Conclusion

Because of underlying competing interests, indemnification can be a potential minefield for both parties to an indemnification agreement. Address possible questions regarding the scope of the indemnification provision while drafting, rather than when future conflicts arise. By carefully drafting a clear-cut and precise indemnification provision, counsel for both parties can ensure the parties are better protected against the uncertainties inherent in indemnification.

Jarin O. Hammer joined Beard St. Clair Gaffney Thomson PA in 1997. His practice focuses on business, tax, and real estate. Jarin received his juris doctorate from the University of Idaho and his LL.M. in taxation from the University of Florida. He advises business owners on a wide array of legal issues including the formation of entities, taxation of business transactions, contract negotiations, land use and planning issues, and mergers and acquisitions.

Lindsay M. Lofgran recently joined Beard St. Clair Gaffney Thomson PA as an associate attorney. Her practice focuses primarily on litigation and education law.
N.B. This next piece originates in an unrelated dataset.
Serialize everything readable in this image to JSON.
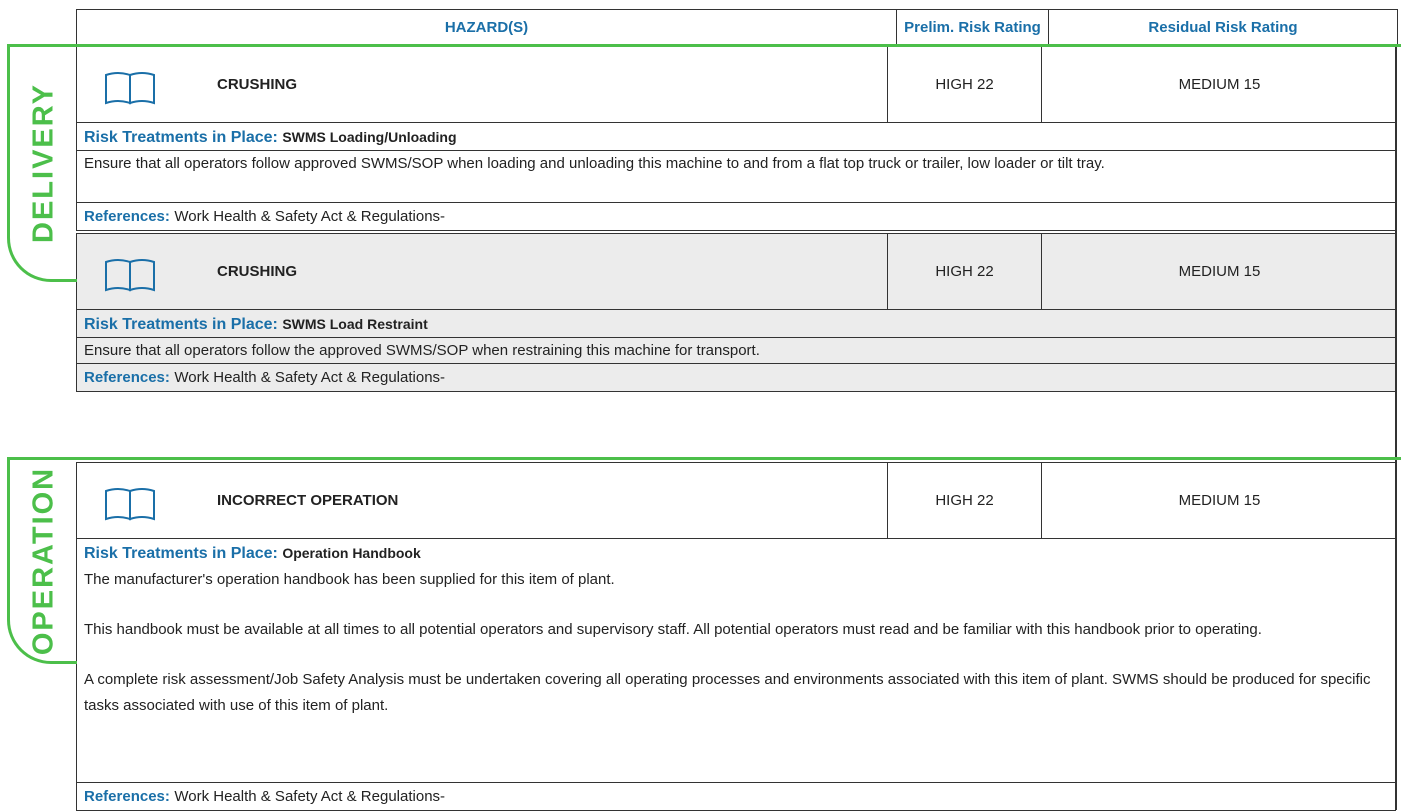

Lindsay attended BYU Law School where she appeared multiple times on the Dean’s List and served as both an executive editor for the BYU Journal of Public Law and a submissions editor for the BYU Education and Law Journal.

 


[i] Chenery v. Agri-Lines Corp., 115 Idaho 281, 284, 766 P.2d 751, 754 (1988).

[ii] Throughout this article, the terms “indemnifying party” and “indemnified party” will be used to represent the indemnitor and indemnitee, respectively.

[iii] Beitzel v. City of Coeur d’Alene, 121 Idaho 709, 717, 827 P.2d 1160, 1168 (1992) (quoting Industrial Indem. Co. v. Columbia Basin Steel & Iron Inc., 93 Idaho 719, 723, 471 P.2d 574, 578 (1970)). See also Williams v. Johnson, 92 Idaho 292, 294, 442 P.2d 178, 180 (1968).

[iv] Majkowski v. Am. Imaging Mgmt. Servs., LLC, 913 A.2d 572, 591 (Del. Ch. 2006).

[v] Id.

[vi] Bonner County v. Panhandle Rodeo Ass’n., Inc., 101 Idaho 772, 775, 620 P.2d 1102, 1105 (1980) (citing United States v. Seckinger, 397 U.S. 203, 213 (1970)).

[vii] R.W. Beck v. Job Line Constr., Inc., 122 Idaho 92, 96, 831 P.2d 560, 564 (Ct. App. 1992) (internal citations omitted).

[viii] See Perry v. Payne, 66 A. 553, 557 (Pa. 1907).

[ix] See Jones v. Sun Carriers, Inc., 856 F.2d 1090 (8th Cir. 1988).